In recognition of Heart Disease Awareness Month in February, we examined data from the Colorado All Payer Claims Database (CO APCD) to identify how heart disease varies across the state. According to the Centers for Disease Control and Prevention (CDC), heart disease is the leading cause of death in the United States, and people living with heart disease face higher risk of serious illness as a result of COVID-19.

Shortly after the onset of COVID-19, CIVHC produced a report identifying populations at risk of serious illness to help the state and communities assess counties where people who contract COVID-19 may need expanded access to resources and care. In addition to those with serious heart disease, the report included risk factors by age and other chronic illnesses such as lung disease and liver disease, those living in a nursing home, tobacco users, and people who are immunocompromised.

Among the insured population in Colorado, 6% are diagnosed with a serious heart condition. The demographic breakdown of people with heart disease shows that it is more prevalent among men (7%) than women (5%), slightly more prevalent in urban (6%) than rural (5%) counties, and is significantly more prominent among Coloradans ages 65 and over (25%).

Looking deeper into the age groups by insurance coverage type reveals more variation among Coloradans diagnosed with serious heart conditions. In the age group of 45-65, which accounts for 6% of the total population affected by serious heart conditions, significantly more people have Medicaid as opposed to commercial insurance coverage.

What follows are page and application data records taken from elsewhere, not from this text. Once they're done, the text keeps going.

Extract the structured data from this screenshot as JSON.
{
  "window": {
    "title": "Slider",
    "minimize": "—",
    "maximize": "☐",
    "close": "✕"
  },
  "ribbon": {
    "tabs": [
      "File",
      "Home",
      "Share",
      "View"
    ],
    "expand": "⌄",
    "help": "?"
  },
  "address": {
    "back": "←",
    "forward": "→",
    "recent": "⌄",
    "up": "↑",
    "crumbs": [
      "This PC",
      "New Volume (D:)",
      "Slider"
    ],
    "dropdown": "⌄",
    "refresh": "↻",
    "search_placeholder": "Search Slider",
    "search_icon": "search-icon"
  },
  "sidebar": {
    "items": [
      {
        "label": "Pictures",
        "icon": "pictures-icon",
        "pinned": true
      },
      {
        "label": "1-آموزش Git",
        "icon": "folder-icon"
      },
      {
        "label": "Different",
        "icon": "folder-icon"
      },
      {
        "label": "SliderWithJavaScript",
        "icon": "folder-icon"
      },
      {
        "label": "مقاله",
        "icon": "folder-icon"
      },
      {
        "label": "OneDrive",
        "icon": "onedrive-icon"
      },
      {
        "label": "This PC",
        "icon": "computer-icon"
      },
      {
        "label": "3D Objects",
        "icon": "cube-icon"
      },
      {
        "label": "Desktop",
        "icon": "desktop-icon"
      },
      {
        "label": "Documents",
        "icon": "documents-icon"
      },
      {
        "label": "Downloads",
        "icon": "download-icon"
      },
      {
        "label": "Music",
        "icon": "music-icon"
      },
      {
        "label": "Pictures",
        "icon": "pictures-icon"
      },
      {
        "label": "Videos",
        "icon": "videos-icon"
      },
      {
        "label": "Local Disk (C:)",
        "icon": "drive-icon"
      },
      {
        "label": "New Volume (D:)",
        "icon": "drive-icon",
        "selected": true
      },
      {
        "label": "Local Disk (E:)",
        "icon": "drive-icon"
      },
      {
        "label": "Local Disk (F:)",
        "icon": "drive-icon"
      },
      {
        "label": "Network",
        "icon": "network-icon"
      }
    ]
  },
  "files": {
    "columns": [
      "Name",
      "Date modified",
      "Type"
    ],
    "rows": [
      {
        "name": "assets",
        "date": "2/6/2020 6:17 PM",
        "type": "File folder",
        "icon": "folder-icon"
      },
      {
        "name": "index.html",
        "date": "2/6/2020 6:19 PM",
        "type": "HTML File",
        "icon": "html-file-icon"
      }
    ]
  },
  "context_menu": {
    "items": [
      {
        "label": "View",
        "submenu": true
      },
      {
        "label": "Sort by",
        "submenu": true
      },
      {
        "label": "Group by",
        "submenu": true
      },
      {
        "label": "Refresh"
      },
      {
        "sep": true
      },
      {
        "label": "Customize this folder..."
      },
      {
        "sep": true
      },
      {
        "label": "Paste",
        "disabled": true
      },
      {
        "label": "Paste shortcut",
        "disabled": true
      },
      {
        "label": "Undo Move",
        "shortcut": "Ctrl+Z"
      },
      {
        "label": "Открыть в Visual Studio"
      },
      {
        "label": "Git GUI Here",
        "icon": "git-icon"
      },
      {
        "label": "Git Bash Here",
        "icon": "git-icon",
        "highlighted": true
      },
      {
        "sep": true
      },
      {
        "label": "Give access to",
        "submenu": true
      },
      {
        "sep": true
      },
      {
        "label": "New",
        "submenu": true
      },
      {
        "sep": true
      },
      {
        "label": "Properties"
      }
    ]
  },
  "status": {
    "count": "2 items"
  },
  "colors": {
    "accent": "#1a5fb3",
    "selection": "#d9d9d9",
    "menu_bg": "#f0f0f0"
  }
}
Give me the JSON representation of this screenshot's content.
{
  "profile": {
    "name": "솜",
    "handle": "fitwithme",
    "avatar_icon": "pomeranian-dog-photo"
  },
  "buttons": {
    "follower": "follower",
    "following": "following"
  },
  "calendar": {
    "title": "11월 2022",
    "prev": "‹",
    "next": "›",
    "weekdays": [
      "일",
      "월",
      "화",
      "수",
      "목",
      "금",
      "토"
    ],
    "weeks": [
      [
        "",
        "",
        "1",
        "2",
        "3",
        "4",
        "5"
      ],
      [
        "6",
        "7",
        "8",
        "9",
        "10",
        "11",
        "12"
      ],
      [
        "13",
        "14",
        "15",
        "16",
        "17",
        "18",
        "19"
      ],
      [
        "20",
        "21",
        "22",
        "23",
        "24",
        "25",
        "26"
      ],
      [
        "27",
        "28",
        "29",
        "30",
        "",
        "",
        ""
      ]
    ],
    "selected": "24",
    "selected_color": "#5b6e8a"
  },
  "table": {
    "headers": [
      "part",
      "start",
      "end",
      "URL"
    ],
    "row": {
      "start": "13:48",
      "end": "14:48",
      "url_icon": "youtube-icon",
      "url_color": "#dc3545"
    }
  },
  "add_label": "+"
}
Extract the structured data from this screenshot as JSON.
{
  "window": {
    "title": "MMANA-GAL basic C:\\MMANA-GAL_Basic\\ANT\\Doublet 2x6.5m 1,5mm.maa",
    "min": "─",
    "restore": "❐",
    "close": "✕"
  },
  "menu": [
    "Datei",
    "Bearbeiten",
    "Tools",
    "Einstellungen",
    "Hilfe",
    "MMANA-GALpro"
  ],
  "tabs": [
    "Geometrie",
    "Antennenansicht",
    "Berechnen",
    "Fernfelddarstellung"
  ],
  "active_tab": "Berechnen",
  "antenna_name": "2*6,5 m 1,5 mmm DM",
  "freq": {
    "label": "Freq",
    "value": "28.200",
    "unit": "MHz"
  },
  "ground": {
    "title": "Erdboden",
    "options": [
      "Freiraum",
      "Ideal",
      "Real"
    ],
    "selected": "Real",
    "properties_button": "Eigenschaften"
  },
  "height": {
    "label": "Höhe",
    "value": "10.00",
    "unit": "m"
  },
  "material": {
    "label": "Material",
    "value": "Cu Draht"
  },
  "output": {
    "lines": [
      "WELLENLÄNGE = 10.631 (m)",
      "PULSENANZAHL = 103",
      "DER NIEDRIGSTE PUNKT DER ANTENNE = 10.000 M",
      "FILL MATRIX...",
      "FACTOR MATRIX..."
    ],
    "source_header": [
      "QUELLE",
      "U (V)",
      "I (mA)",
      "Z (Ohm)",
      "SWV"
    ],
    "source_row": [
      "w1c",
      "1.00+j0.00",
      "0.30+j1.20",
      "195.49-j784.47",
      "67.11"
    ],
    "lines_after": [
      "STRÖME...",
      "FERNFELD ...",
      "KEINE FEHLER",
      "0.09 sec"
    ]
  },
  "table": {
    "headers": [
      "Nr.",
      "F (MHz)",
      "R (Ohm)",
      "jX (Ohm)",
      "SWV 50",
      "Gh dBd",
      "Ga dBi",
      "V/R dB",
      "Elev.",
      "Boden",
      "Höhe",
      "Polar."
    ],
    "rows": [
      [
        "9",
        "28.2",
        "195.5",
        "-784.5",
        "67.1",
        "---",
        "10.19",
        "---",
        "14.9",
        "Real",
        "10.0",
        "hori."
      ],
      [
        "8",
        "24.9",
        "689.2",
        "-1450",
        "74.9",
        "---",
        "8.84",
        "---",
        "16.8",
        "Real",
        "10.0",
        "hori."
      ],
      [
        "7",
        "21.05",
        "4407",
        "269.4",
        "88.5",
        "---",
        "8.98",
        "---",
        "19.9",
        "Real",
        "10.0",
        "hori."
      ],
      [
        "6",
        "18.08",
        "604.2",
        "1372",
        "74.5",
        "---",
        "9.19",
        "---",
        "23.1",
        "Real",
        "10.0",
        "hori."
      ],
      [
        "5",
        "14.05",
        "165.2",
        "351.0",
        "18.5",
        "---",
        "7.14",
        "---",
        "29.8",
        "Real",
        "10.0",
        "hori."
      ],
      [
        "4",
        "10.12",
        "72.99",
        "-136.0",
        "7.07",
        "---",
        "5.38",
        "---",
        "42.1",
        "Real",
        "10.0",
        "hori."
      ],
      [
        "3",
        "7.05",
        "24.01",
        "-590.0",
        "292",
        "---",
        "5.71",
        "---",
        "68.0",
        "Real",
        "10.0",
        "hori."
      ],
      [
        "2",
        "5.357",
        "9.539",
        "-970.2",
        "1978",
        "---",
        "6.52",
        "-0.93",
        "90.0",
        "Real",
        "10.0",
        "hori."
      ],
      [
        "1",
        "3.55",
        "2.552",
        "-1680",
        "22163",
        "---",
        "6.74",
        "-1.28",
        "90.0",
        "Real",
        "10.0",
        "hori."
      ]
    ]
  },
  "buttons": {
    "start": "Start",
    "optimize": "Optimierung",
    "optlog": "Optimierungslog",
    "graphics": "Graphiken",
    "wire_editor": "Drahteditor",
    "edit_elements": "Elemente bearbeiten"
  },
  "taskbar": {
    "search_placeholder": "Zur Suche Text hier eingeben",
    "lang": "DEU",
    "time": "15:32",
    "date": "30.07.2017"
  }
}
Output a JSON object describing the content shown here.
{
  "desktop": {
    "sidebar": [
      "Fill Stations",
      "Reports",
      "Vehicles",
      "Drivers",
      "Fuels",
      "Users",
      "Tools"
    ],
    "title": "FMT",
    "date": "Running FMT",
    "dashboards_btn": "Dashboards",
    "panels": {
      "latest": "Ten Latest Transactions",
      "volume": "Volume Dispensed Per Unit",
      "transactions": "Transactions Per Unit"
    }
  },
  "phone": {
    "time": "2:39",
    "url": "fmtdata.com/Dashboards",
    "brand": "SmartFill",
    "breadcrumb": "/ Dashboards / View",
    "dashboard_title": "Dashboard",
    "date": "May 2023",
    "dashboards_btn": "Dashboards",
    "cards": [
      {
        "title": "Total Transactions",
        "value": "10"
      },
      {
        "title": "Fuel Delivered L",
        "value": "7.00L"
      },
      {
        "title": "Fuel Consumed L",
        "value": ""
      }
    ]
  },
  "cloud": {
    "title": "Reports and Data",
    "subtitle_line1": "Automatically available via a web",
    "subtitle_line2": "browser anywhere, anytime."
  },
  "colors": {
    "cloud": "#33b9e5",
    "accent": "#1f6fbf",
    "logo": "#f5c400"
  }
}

Among this age group, 5% of individuals diagnosed with a serious heart condition have commercial coverage while 10% have Medicaid. Among ages 65 and over, 14% have commercial coverage and 19% have Medicaid. The highest percentages of those diagnosed with heart conditions among the 65+ age group are, as expected, those enrolled in Medicare FFS and Medicare Advantage.

For the 45-64 age group in particular, differences between Medicaid and commercially covered individuals could be due to a number of factors, including racial health inequities, and other social disparities including poverty and lack of access to resources important to maintaining heart health.

The CDC recommends a number of lifestyle behavioral factors that help prevent heart disease, including healthy eating, maintaining a healthy weight, working out regularly, and avoiding smoking. It is likely a number of those enrolled in Medicaid face a variety of factors that make these health behaviors more difficult to attain like lack of access to affordable, healthy food options.

As we highlighted in last month’s data dive on cervical cancer prevention in Colorado, for people in rural areas, health care services tend to be less accessible due to facility and provider workforce shortages and it may not be feasible for people to travel to urban areas outside of a major health event.

While CDC maps of heart disease-related death rates and hospitalizations across the country show Colorado as above average in positive health indicators, there are still clear disparities that exist among certain populations in our state that makes them much more vulnerable to COVID-19 and other serious illnesses.

To see data around other populations at risk for serious illness from COVID-19, view CIVHC’s full report and download the underlying data.